- [TASK]: From the entries below, gather each line containing the word "Server".

Records from a dataset:
╔══

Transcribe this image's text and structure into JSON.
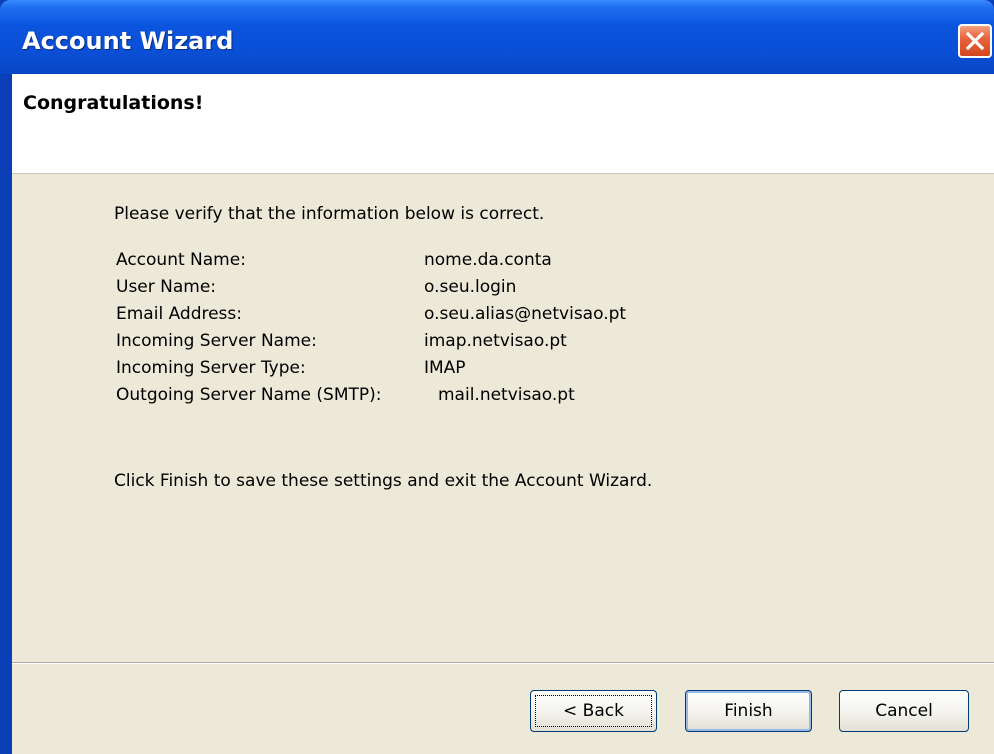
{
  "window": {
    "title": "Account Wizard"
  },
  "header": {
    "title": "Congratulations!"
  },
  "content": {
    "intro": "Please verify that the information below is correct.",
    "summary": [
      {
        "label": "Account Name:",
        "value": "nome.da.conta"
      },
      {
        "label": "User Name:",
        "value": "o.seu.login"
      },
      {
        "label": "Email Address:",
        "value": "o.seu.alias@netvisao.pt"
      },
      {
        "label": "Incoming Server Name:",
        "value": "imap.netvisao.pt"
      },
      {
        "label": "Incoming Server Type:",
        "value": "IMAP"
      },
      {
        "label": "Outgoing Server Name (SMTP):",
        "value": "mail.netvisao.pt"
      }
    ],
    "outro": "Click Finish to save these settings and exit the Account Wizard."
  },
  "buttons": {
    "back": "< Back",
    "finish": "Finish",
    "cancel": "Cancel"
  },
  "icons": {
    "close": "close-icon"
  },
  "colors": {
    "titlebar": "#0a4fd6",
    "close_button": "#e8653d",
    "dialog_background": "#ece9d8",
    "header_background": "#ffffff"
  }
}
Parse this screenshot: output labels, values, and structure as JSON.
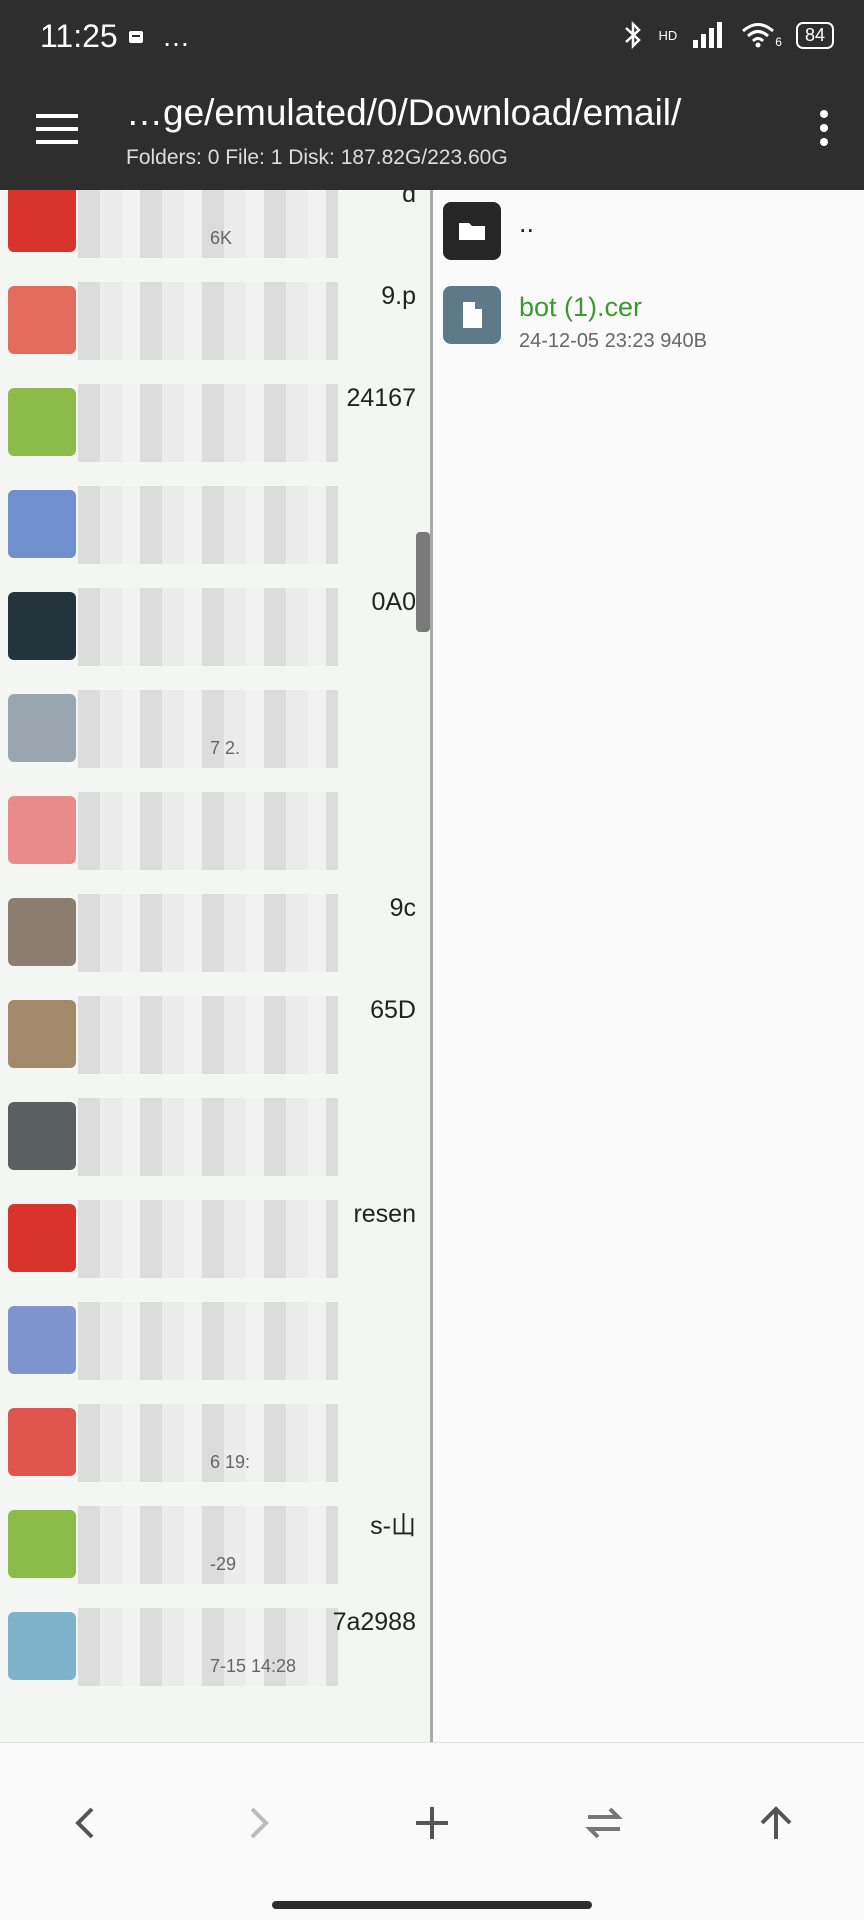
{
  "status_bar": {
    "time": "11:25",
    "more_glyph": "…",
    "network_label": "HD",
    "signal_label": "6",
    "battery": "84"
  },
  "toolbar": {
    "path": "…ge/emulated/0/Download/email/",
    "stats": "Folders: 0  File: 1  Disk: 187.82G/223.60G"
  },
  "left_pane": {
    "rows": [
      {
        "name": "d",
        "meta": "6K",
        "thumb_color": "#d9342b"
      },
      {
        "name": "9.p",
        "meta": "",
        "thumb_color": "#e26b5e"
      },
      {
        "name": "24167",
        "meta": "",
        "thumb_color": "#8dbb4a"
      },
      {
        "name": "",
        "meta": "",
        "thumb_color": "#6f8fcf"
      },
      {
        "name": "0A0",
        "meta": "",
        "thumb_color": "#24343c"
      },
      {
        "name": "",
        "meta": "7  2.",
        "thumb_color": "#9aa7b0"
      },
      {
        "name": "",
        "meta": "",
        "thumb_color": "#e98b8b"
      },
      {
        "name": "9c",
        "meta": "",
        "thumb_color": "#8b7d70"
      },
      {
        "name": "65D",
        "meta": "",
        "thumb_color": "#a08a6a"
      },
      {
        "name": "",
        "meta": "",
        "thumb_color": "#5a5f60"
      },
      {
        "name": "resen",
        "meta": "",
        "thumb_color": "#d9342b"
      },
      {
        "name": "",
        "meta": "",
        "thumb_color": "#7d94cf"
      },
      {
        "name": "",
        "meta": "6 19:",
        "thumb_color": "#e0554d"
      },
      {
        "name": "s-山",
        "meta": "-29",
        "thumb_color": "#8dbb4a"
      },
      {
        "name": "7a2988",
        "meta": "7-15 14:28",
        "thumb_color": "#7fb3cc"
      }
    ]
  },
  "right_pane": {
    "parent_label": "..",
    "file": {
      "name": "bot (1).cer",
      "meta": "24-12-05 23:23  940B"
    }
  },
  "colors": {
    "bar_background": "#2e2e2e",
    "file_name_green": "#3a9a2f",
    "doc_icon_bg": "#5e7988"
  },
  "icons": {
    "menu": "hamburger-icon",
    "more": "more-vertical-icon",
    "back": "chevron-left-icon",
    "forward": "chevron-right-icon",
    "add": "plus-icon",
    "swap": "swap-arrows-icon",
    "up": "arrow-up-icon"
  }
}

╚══

- [EXERCISE SOLUTION]:
        "label": "Incoming Server Name:",
        "label": "Incoming Server Type:",
        "label": "Outgoing Server Name (SMTP):",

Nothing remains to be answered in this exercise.